### Exercise instructions
Once the pictures are removed, output the remaining entries exactly as given.

Web page and app entries:

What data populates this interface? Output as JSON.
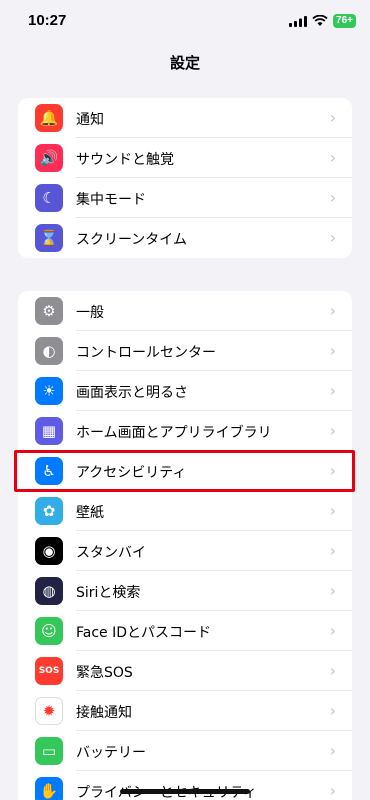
{
  "status": {
    "time": "10:27",
    "battery": "76+"
  },
  "title": "設定",
  "group1": [
    {
      "label": "通知",
      "icon": "bell-icon",
      "color": "#ff3b30",
      "glyph": "🔔"
    },
    {
      "label": "サウンドと触覚",
      "icon": "speaker-icon",
      "color": "#ff2d55",
      "glyph": "🔊"
    },
    {
      "label": "集中モード",
      "icon": "moon-icon",
      "color": "#5856d6",
      "glyph": "☾"
    },
    {
      "label": "スクリーンタイム",
      "icon": "hourglass-icon",
      "color": "#5856d6",
      "glyph": "⌛"
    }
  ],
  "group2": [
    {
      "label": "一般",
      "icon": "gear-icon",
      "color": "#8e8e93",
      "glyph": "⚙"
    },
    {
      "label": "コントロールセンター",
      "icon": "toggles-icon",
      "color": "#8e8e93",
      "glyph": "◐"
    },
    {
      "label": "画面表示と明るさ",
      "icon": "brightness-icon",
      "color": "#007aff",
      "glyph": "☀"
    },
    {
      "label": "ホーム画面とアプリライブラリ",
      "icon": "app-grid-icon",
      "color": "#5e5ce6",
      "glyph": "▦"
    },
    {
      "label": "アクセシビリティ",
      "icon": "accessibility-icon",
      "color": "#007aff",
      "glyph": "♿"
    },
    {
      "label": "壁紙",
      "icon": "flower-icon",
      "color": "#32ade6",
      "glyph": "✿"
    },
    {
      "label": "スタンバイ",
      "icon": "standby-icon",
      "color": "#000000",
      "glyph": "◉"
    },
    {
      "label": "Siriと検索",
      "icon": "siri-icon",
      "color": "#222244",
      "glyph": "◍"
    },
    {
      "label": "Face IDとパスコード",
      "icon": "face-id-icon",
      "color": "#34c759",
      "glyph": "☺"
    },
    {
      "label": "緊急SOS",
      "icon": "sos-icon",
      "color": "#ff3b30",
      "glyph": "SOS"
    },
    {
      "label": "接触通知",
      "icon": "exposure-icon",
      "color": "#ffffff",
      "glyph": "✹"
    },
    {
      "label": "バッテリー",
      "icon": "battery-icon",
      "color": "#34c759",
      "glyph": "▭"
    },
    {
      "label": "プライバシーとセキュリティ",
      "icon": "hand-icon",
      "color": "#007aff",
      "glyph": "✋"
    }
  ]
}
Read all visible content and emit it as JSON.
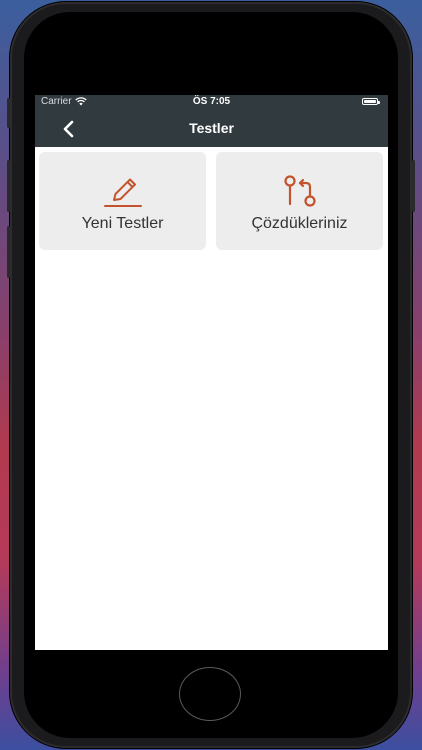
{
  "status_bar": {
    "carrier": "Carrier",
    "time": "ÖS 7:05",
    "battery_level": 1.0
  },
  "nav": {
    "title": "Testler",
    "back_icon": "chevron-left-icon"
  },
  "tiles": [
    {
      "label": "Yeni Testler",
      "icon": "pencil-icon"
    },
    {
      "label": "Çözdükleriniz",
      "icon": "git-pull-request-icon"
    }
  ],
  "colors": {
    "nav_background": "#313a3f",
    "accent": "#c2532d",
    "tile_background": "#ededed"
  }
}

### Result of the exercise
What data populates this interface? Output as JSON.
{
  "status": {
    "time": "10:27",
    "battery": "76+"
  },
  "title": "設定",
  "group1": [
    {
      "label": "通知",
      "icon": "bell-icon",
      "color": "#ff3b30",
      "glyph": "🔔"
    },
    {
      "label": "サウンドと触覚",
      "icon": "speaker-icon",
      "color": "#ff2d55",
      "glyph": "🔊"
    },
    {
      "label": "集中モード",
      "icon": "moon-icon",
      "color": "#5856d6",
      "glyph": "☾"
    },
    {
      "label": "スクリーンタイム",
      "icon": "hourglass-icon",
      "color": "#5856d6",
      "glyph": "⌛"
    }
  ],
  "group2": [
    {
      "label": "一般",
      "icon": "gear-icon",
      "color": "#8e8e93",
      "glyph": "⚙"
    },
    {
      "label": "コントロールセンター",
      "icon": "toggles-icon",
      "color": "#8e8e93",
      "glyph": "◐"
    },
    {
      "label": "画面表示と明るさ",
      "icon": "brightness-icon",
      "color": "#007aff",
      "glyph": "☀"
    },
    {
      "label": "ホーム画面とアプリライブラリ",
      "icon": "app-grid-icon",
      "color": "#5e5ce6",
      "glyph": "▦"
    },
    {
      "label": "アクセシビリティ",
      "icon": "accessibility-icon",
      "color": "#007aff",
      "glyph": "♿"
    },
    {
      "label": "壁紙",
      "icon": "flower-icon",
      "color": "#32ade6",
      "glyph": "✿"
    },
    {
      "label": "スタンバイ",
      "icon": "standby-icon",
      "color": "#000000",
      "glyph": "◉"
    },
    {
      "label": "Siriと検索",
      "icon": "siri-icon",
      "color": "#222244",
      "glyph": "◍"
    },
    {
      "label": "Face IDとパスコード",
      "icon": "face-id-icon",
      "color": "#34c759",
      "glyph": "☺"
    },
    {
      "label": "緊急SOS",
      "icon": "sos-icon",
      "color": "#ff3b30",
      "glyph": "SOS"
    },
    {
      "label": "接触通知",
      "icon": "exposure-icon",
      "color": "#ffffff",
      "glyph": "✹"
    },
    {
      "label": "バッテリー",
      "icon": "battery-icon",
      "color": "#34c759",
      "glyph": "▭"
    },
    {
      "label": "プライバシーとセキュリティ",
      "icon": "hand-icon",
      "color": "#007aff",
      "glyph": "✋"
    }
  ]
}
Read all visible content and emit it as JSON.
{
  "status_bar": {
    "carrier": "Carrier",
    "time": "ÖS 7:05",
    "battery_level": 1.0
  },
  "nav": {
    "title": "Testler",
    "back_icon": "chevron-left-icon"
  },
  "tiles": [
    {
      "label": "Yeni Testler",
      "icon": "pencil-icon"
    },
    {
      "label": "Çözdükleriniz",
      "icon": "git-pull-request-icon"
    }
  ],
  "colors": {
    "nav_background": "#313a3f",
    "accent": "#c2532d",
    "tile_background": "#ededed"
  }
}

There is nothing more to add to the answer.